• [Supplied entries]
§ §
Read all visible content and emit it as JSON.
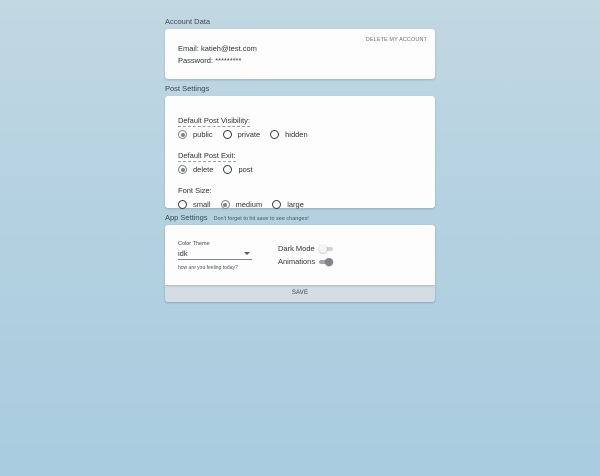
{
  "account": {
    "title": "Account Data",
    "delete_label": "DELETE MY ACCOUNT",
    "email_label": "Email:",
    "email_value": "katieh@test.com",
    "password_label": "Password:",
    "password_value": "*********"
  },
  "post_settings": {
    "title": "Post Settings",
    "visibility": {
      "label": "Default Post Visibility:",
      "options": [
        "public",
        "private",
        "hidden"
      ],
      "selected": "public"
    },
    "exit": {
      "label": "Default Post Exit:",
      "options": [
        "delete",
        "post"
      ],
      "selected": "delete"
    },
    "font_size": {
      "label": "Font Size:",
      "options": [
        "small",
        "medium",
        "large"
      ],
      "selected": "medium"
    }
  },
  "app_settings": {
    "title": "App Settings",
    "hint": "Don't forget to hit save to see changes!",
    "color_theme": {
      "label": "Color Theme",
      "value": "idk",
      "hint": "how are you feeling today?"
    },
    "dark_mode": {
      "label": "Dark Mode",
      "on": false
    },
    "animations": {
      "label": "Animations",
      "on": true
    }
  },
  "save_label": "SAVE",
  "colors": {
    "background_top": "#c2d8e3",
    "background_bottom": "#a9cce0",
    "card": "#fdfdfe",
    "save_button": "#d3dde3"
  }
}
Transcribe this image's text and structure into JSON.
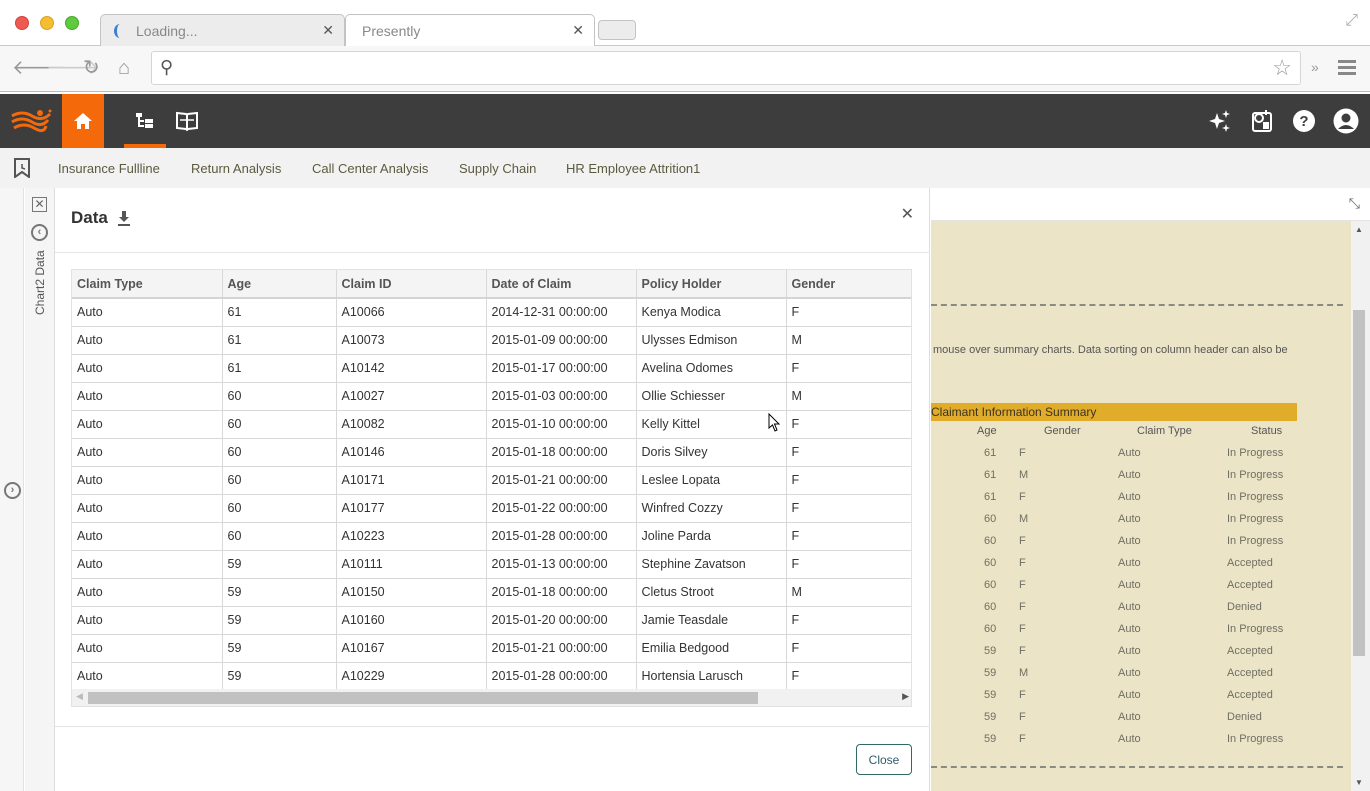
{
  "browser": {
    "tabs": [
      {
        "label": "Loading...",
        "state": "loading"
      },
      {
        "label": "Presently",
        "state": "active"
      }
    ],
    "address": {
      "value": "",
      "placeholder": ""
    }
  },
  "appbar": {
    "brand_color": "#f46a0b",
    "icons_left": [
      "logo-icon",
      "home-icon",
      "hierarchy-icon",
      "book-icon"
    ],
    "icons_right": [
      "sparkle-icon",
      "schedule-icon",
      "help-icon",
      "account-icon"
    ]
  },
  "bookmarks": {
    "items": [
      {
        "label": "Insurance Fullline"
      },
      {
        "label": "Return Analysis"
      },
      {
        "label": "Call Center Analysis"
      },
      {
        "label": "Supply Chain"
      },
      {
        "label": "HR Employee Attrition1"
      }
    ]
  },
  "rail": {
    "label": "Chart2 Data"
  },
  "dialog": {
    "title": "Data",
    "close_label": "Close",
    "columns": [
      "Claim Type",
      "Age",
      "Claim ID",
      "Date of Claim",
      "Policy Holder",
      "Gender"
    ],
    "rows": [
      [
        "Auto",
        "61",
        "A10066",
        "2014-12-31 00:00:00",
        "Kenya Modica",
        "F"
      ],
      [
        "Auto",
        "61",
        "A10073",
        "2015-01-09 00:00:00",
        "Ulysses Edmison",
        "M"
      ],
      [
        "Auto",
        "61",
        "A10142",
        "2015-01-17 00:00:00",
        "Avelina Odomes",
        "F"
      ],
      [
        "Auto",
        "60",
        "A10027",
        "2015-01-03 00:00:00",
        "Ollie Schiesser",
        "M"
      ],
      [
        "Auto",
        "60",
        "A10082",
        "2015-01-10 00:00:00",
        "Kelly Kittel",
        "F"
      ],
      [
        "Auto",
        "60",
        "A10146",
        "2015-01-18 00:00:00",
        "Doris Silvey",
        "F"
      ],
      [
        "Auto",
        "60",
        "A10171",
        "2015-01-21 00:00:00",
        "Leslee Lopata",
        "F"
      ],
      [
        "Auto",
        "60",
        "A10177",
        "2015-01-22 00:00:00",
        "Winfred Cozzy",
        "F"
      ],
      [
        "Auto",
        "60",
        "A10223",
        "2015-01-28 00:00:00",
        "Joline Parda",
        "F"
      ],
      [
        "Auto",
        "59",
        "A10111",
        "2015-01-13 00:00:00",
        "Stephine Zavatson",
        "F"
      ],
      [
        "Auto",
        "59",
        "A10150",
        "2015-01-18 00:00:00",
        "Cletus Stroot",
        "M"
      ],
      [
        "Auto",
        "59",
        "A10160",
        "2015-01-20 00:00:00",
        "Jamie Teasdale",
        "F"
      ],
      [
        "Auto",
        "59",
        "A10167",
        "2015-01-21 00:00:00",
        "Emilia Bedgood",
        "F"
      ],
      [
        "Auto",
        "59",
        "A10229",
        "2015-01-28 00:00:00",
        "Hortensia Larusch",
        "F"
      ]
    ]
  },
  "background": {
    "note": "mouse over summary charts. Data sorting on column header can also be",
    "summary_title": "Claimant Information Summary",
    "summary_color": "#e0ac2a",
    "columns": [
      "Age",
      "Gender",
      "Claim Type",
      "Status"
    ],
    "rows": [
      [
        "61",
        "F",
        "Auto",
        "In Progress"
      ],
      [
        "61",
        "M",
        "Auto",
        "In Progress"
      ],
      [
        "61",
        "F",
        "Auto",
        "In Progress"
      ],
      [
        "60",
        "M",
        "Auto",
        "In Progress"
      ],
      [
        "60",
        "F",
        "Auto",
        "In Progress"
      ],
      [
        "60",
        "F",
        "Auto",
        "Accepted"
      ],
      [
        "60",
        "F",
        "Auto",
        "Accepted"
      ],
      [
        "60",
        "F",
        "Auto",
        "Denied"
      ],
      [
        "60",
        "F",
        "Auto",
        "In Progress"
      ],
      [
        "59",
        "F",
        "Auto",
        "Accepted"
      ],
      [
        "59",
        "M",
        "Auto",
        "Accepted"
      ],
      [
        "59",
        "F",
        "Auto",
        "Accepted"
      ],
      [
        "59",
        "F",
        "Auto",
        "Denied"
      ],
      [
        "59",
        "F",
        "Auto",
        "In Progress"
      ]
    ]
  }
}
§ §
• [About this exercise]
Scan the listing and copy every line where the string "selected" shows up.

• [Exercise response]
      "selected": "public"
      "selected": "delete"
      "selected": "medium"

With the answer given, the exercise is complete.